(Dataset rows describing interfaces)
★ ★ ★ ★
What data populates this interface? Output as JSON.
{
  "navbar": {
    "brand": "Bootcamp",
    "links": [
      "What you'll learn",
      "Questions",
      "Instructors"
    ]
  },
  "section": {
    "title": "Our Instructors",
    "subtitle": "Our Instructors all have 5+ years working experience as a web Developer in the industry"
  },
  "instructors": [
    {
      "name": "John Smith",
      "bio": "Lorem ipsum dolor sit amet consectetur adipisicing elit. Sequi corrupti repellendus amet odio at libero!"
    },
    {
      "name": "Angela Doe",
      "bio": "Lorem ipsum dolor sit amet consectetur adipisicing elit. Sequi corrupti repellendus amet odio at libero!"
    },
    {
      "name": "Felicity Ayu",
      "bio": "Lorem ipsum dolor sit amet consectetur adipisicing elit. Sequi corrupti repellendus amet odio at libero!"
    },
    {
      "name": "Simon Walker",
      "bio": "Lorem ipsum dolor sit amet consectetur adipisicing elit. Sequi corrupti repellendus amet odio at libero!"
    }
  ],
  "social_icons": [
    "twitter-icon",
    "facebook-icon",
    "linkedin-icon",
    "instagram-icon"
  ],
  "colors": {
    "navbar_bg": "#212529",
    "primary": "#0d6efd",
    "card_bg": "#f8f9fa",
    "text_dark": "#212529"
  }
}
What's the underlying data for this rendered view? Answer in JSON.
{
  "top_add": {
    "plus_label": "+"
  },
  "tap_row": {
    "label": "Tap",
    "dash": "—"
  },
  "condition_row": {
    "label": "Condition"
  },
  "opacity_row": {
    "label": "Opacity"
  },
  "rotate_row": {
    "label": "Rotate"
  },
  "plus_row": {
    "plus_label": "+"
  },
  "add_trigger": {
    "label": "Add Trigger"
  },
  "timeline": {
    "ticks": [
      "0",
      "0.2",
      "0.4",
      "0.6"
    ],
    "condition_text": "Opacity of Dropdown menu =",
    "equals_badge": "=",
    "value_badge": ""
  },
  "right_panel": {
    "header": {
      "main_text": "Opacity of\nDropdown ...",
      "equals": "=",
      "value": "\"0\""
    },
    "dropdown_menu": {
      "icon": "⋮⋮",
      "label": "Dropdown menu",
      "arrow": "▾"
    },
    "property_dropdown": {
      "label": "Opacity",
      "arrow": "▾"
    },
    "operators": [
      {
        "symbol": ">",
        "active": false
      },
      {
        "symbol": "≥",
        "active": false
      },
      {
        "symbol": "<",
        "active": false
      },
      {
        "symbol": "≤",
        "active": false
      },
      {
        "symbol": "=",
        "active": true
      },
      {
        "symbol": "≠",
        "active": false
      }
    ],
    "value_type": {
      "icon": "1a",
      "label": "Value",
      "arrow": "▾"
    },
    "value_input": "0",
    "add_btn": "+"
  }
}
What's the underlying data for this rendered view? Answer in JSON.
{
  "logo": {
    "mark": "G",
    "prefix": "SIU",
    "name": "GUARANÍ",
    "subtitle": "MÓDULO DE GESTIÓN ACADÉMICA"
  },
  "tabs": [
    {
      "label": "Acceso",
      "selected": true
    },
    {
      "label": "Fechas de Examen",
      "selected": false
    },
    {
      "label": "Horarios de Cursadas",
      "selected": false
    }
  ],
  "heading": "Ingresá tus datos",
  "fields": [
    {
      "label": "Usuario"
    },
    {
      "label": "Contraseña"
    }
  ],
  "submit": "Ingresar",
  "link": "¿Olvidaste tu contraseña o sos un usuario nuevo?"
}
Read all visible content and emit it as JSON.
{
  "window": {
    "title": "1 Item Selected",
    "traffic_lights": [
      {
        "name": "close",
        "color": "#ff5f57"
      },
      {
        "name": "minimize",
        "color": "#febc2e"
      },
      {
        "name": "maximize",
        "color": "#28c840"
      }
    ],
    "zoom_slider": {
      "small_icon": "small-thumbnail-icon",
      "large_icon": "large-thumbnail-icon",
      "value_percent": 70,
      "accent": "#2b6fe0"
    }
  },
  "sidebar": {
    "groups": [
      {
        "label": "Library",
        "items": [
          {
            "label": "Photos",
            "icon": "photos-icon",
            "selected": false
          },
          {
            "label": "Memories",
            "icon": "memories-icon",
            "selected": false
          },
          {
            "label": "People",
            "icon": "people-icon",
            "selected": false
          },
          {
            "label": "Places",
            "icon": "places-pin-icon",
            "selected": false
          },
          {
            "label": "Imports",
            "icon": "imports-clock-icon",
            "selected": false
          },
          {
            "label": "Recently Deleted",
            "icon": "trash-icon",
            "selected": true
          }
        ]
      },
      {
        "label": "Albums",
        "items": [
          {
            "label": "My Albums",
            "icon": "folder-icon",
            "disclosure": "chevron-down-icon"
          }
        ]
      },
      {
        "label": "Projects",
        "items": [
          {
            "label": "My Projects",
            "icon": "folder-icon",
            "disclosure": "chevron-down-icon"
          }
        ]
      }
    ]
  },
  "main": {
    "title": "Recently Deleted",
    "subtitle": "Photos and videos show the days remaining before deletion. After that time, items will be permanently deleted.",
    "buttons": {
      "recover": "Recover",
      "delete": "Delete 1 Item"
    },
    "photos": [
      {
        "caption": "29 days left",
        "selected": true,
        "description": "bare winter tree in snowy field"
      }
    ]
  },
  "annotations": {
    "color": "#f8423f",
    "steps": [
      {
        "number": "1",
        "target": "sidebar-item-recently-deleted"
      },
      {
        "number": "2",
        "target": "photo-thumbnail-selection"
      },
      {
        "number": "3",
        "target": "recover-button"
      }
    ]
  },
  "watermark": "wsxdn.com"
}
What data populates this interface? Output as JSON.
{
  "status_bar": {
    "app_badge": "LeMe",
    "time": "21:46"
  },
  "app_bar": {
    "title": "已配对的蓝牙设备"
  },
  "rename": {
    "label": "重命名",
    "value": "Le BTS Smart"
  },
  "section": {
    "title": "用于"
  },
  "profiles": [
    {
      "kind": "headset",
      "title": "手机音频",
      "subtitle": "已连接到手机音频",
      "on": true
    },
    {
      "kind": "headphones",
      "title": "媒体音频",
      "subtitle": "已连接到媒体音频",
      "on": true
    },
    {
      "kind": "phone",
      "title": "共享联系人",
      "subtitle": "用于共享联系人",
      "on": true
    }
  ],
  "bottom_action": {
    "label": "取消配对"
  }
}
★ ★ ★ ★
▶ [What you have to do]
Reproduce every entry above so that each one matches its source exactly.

▶ [Solution to the exercise]
What data populates this interface? Output as JSON.
{
  "navbar": {
    "brand": "Bootcamp",
    "links": [
      "What you'll learn",
      "Questions",
      "Instructors"
    ]
  },
  "section": {
    "title": "Our Instructors",
    "subtitle": "Our Instructors all have 5+ years working experience as a web Developer in the industry"
  },
  "instructors": [
    {
      "name": "John Smith",
      "bio": "Lorem ipsum dolor sit amet consectetur adipisicing elit. Sequi corrupti repellendus amet odio at libero!"
    },
    {
      "name": "Angela Doe",
      "bio": "Lorem ipsum dolor sit amet consectetur adipisicing elit. Sequi corrupti repellendus amet odio at libero!"
    },
    {
      "name": "Felicity Ayu",
      "bio": "Lorem ipsum dolor sit amet consectetur adipisicing elit. Sequi corrupti repellendus amet odio at libero!"
    },
    {
      "name": "Simon Walker",
      "bio": "Lorem ipsum dolor sit amet consectetur adipisicing elit. Sequi corrupti repellendus amet odio at libero!"
    }
  ],
  "social_icons": [
    "twitter-icon",
    "facebook-icon",
    "linkedin-icon",
    "instagram-icon"
  ],
  "colors": {
    "navbar_bg": "#212529",
    "primary": "#0d6efd",
    "card_bg": "#f8f9fa",
    "text_dark": "#212529"
  }
}
What's the underlying data for this rendered view? Answer in JSON.
{
  "top_add": {
    "plus_label": "+"
  },
  "tap_row": {
    "label": "Tap",
    "dash": "—"
  },
  "condition_row": {
    "label": "Condition"
  },
  "opacity_row": {
    "label": "Opacity"
  },
  "rotate_row": {
    "label": "Rotate"
  },
  "plus_row": {
    "plus_label": "+"
  },
  "add_trigger": {
    "label": "Add Trigger"
  },
  "timeline": {
    "ticks": [
      "0",
      "0.2",
      "0.4",
      "0.6"
    ],
    "condition_text": "Opacity of Dropdown menu =",
    "equals_badge": "=",
    "value_badge": ""
  },
  "right_panel": {
    "header": {
      "main_text": "Opacity of\nDropdown ...",
      "equals": "=",
      "value": "\"0\""
    },
    "dropdown_menu": {
      "icon": "⋮⋮",
      "label": "Dropdown menu",
      "arrow": "▾"
    },
    "property_dropdown": {
      "label": "Opacity",
      "arrow": "▾"
    },
    "operators": [
      {
        "symbol": ">",
        "active": false
      },
      {
        "symbol": "≥",
        "active": false
      },
      {
        "symbol": "<",
        "active": false
      },
      {
        "symbol": "≤",
        "active": false
      },
      {
        "symbol": "=",
        "active": true
      },
      {
        "symbol": "≠",
        "active": false
      }
    ],
    "value_type": {
      "icon": "1a",
      "label": "Value",
      "arrow": "▾"
    },
    "value_input": "0",
    "add_btn": "+"
  }
}
What's the underlying data for this rendered view? Answer in JSON.
{
  "logo": {
    "mark": "G",
    "prefix": "SIU",
    "name": "GUARANÍ",
    "subtitle": "MÓDULO DE GESTIÓN ACADÉMICA"
  },
  "tabs": [
    {
      "label": "Acceso",
      "selected": true
    },
    {
      "label": "Fechas de Examen",
      "selected": false
    },
    {
      "label": "Horarios de Cursadas",
      "selected": false
    }
  ],
  "heading": "Ingresá tus datos",
  "fields": [
    {
      "label": "Usuario"
    },
    {
      "label": "Contraseña"
    }
  ],
  "submit": "Ingresar",
  "link": "¿Olvidaste tu contraseña o sos un usuario nuevo?"
}
Read all visible content and emit it as JSON.
{
  "window": {
    "title": "1 Item Selected",
    "traffic_lights": [
      {
        "name": "close",
        "color": "#ff5f57"
      },
      {
        "name": "minimize",
        "color": "#febc2e"
      },
      {
        "name": "maximize",
        "color": "#28c840"
      }
    ],
    "zoom_slider": {
      "small_icon": "small-thumbnail-icon",
      "large_icon": "large-thumbnail-icon",
      "value_percent": 70,
      "accent": "#2b6fe0"
    }
  },
  "sidebar": {
    "groups": [
      {
        "label": "Library",
        "items": [
          {
            "label": "Photos",
            "icon": "photos-icon",
            "selected": false
          },
          {
            "label": "Memories",
            "icon": "memories-icon",
            "selected": false
          },
          {
            "label": "People",
            "icon": "people-icon",
            "selected": false
          },
          {
            "label": "Places",
            "icon": "places-pin-icon",
            "selected": false
          },
          {
            "label": "Imports",
            "icon": "imports-clock-icon",
            "selected": false
          },
          {
            "label": "Recently Deleted",
            "icon": "trash-icon",
            "selected": true
          }
        ]
      },
      {
        "label": "Albums",
        "items": [
          {
            "label": "My Albums",
            "icon": "folder-icon",
            "disclosure": "chevron-down-icon"
          }
        ]
      },
      {
        "label": "Projects",
        "items": [
          {
            "label": "My Projects",
            "icon": "folder-icon",
            "disclosure": "chevron-down-icon"
          }
        ]
      }
    ]
  },
  "main": {
    "title": "Recently Deleted",
    "subtitle": "Photos and videos show the days remaining before deletion. After that time, items will be permanently deleted.",
    "buttons": {
      "recover": "Recover",
      "delete": "Delete 1 Item"
    },
    "photos": [
      {
        "caption": "29 days left",
        "selected": true,
        "description": "bare winter tree in snowy field"
      }
    ]
  },
  "annotations": {
    "color": "#f8423f",
    "steps": [
      {
        "number": "1",
        "target": "sidebar-item-recently-deleted"
      },
      {
        "number": "2",
        "target": "photo-thumbnail-selection"
      },
      {
        "number": "3",
        "target": "recover-button"
      }
    ]
  },
  "watermark": "wsxdn.com"
}
What data populates this interface? Output as JSON.
{
  "status_bar": {
    "app_badge": "LeMe",
    "time": "21:46"
  },
  "app_bar": {
    "title": "已配对的蓝牙设备"
  },
  "rename": {
    "label": "重命名",
    "value": "Le BTS Smart"
  },
  "section": {
    "title": "用于"
  },
  "profiles": [
    {
      "kind": "headset",
      "title": "手机音频",
      "subtitle": "已连接到手机音频",
      "on": true
    },
    {
      "kind": "headphones",
      "title": "媒体音频",
      "subtitle": "已连接到媒体音频",
      "on": true
    },
    {
      "kind": "phone",
      "title": "共享联系人",
      "subtitle": "用于共享联系人",
      "on": true
    }
  ],
  "bottom_action": {
    "label": "取消配对"
  }
}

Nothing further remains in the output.